Published on March 5th, 2018 | by Suraj Choudhari0
Keshav Maharaj sparkles amidst defeat
“After losing the Durban campaign, the onus of making a comeback is now on South Africa. Maharaj’s heroics may have been camouflaged by Australia’s victory, but he will have more opportunities in the series to show what he is made of”.
South Africa is customarily acknowledged to assist the seamers; spinners getting immense help from the surface on Day 1 is something unheard of. But the opening day of Durban Test against Australia saw Keshav Maharaj, the left-arm orthodox spinner, bowl 24 off the 76 overs in the day’s play. With Australia being widely reckoned for their prowess against pace, South Africa opted not play to their advantage. Both the teams have an intimidating pace attack, but the track was slow in nature and had immense help for the spinners, which meant Lyon and Maharaj had a lot of responsibility to shoulder.
Maharaj is deadly accurate with his line and length, he’s a smart customer when it comes to putting in the hard yards. Maharaj’s brilliance might have got overshadowed in this Test, but one shouldn’t forget the kind of impact he had with the ball. He picked nine wickets in both the innings combined, which is also his career-best figures. South Africa lack world-class spinners in Test cricket, they have often tinkered with part-timers, who have tasted success sporadically. But Maharaj’s presence has started building high hopes.
In conditions favourable for seamers, a role of a spinner is usually underestimated. Even on a lush green surface, a spinner can make a huge impact. The team that has a more accurate spinner have an advantage. He can maintain a tight line and squeeze the flow of runs from his end, which will not only allow the rotation of bowlers effectively but also provide rest to the front liners.
Australia won the toss and opted to bat first, South African seamers did well to get rid of the top-order after which, Steve Smith and Shaun Marsh were rebuilding. Maharaj broke Australia’s spine by getting rid of Smith for 56. The Australian skipper has a knack for scoring big and is also a very good player of spin. His dismissal brought South Africa back into the game and provided a big opportunity to pull things back. Maharaj followed it with the key wicket of Shaun Marsh and then cleaned up the Australian tail with his guile. Australia were derailed for 351 while Maharaj had five wickets under his belt.
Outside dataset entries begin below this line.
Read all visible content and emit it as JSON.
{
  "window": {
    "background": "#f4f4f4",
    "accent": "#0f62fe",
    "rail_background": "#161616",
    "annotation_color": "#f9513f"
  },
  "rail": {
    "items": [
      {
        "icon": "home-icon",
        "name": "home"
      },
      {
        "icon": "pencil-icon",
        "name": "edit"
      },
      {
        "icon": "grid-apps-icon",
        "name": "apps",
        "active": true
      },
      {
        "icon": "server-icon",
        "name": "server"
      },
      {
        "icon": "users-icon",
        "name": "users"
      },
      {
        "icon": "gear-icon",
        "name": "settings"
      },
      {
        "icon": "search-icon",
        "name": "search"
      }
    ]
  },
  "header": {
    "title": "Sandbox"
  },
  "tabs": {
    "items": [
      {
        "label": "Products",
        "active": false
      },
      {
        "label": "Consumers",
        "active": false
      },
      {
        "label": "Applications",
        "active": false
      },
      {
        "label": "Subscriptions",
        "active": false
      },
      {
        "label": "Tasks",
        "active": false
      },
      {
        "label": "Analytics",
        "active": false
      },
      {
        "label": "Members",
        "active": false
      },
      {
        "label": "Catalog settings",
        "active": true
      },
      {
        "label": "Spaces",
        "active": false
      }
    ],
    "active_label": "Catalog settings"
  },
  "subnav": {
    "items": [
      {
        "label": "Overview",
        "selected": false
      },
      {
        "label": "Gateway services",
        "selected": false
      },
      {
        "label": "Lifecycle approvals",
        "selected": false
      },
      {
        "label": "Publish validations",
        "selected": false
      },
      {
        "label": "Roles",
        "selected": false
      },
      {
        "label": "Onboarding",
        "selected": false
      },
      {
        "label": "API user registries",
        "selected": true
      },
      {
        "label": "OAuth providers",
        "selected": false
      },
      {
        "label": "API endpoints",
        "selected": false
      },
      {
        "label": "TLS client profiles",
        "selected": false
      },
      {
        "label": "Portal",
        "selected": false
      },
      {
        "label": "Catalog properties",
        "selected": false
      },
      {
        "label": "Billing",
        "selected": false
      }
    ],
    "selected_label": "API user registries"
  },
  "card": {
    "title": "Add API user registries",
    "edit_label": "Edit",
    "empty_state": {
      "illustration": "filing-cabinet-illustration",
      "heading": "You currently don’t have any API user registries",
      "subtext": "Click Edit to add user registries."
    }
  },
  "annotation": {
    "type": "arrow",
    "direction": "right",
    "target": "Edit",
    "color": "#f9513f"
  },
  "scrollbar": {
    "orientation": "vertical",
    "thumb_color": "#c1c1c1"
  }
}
Maharaj is a silent assassin and does his job rather silently.Talking about Maharaj and Lyon, both the spinners are unique in their own way. Different styles of bowling, but consistency is always there. There is a huge difference in the amount of experience they both carry. Maharaj has 66 wickets at 26.54 from 17 Tests while Lyon has been the most successful offspinner from his country with 293 wickets at 31.78 from 75 games. Lyon definitely holds an upper hand, but Maharaj has shown a great promise and has been very impactful. The battle between the two will be the flavour of the season in my opinion.
Despite being more effective at Durban, Maharaj ended up on the losing side, mainly due to South Africa’s batting failure. Of course, it will be cruel to judge Lyon as the Australian seamers wreaked havoc, but Maharaj was outstanding in both the innings. He displayed some staggering accuracy and control in the first innings, which he has a knack for doing. He did make mistakes but was quick enough to rectify those.
Maharaj continued his good form in the second innings as well, picking 4 for 102. He bowled 29.4 overs in the second innings, after having bowled 33.4 overs in the first. South Africa may have lost the game, but there were certainly a lot of positives to take. The young blood is shaping well.
Maharaj does not attract a lot of attention and is hardly expressive – he does his work silently. Just 17 Tests old, he has shown the potential of developing into a world-class Test spinner. He is certainly the best in his country for now, but the upcoming matches will test his mettle and skills.
After losing the Durban campaign, the onus of making a comeback is now on South Africa. Maharaj’s heroics may have been camouflaged by Australia’s victory, but he will have more opportunities in the series to show what he is made of. He has the hunger and if South Africa opt to dish out slower tracks in the remainder of the series, Maharaj will surely pose a massive threat and challenge of a different kind.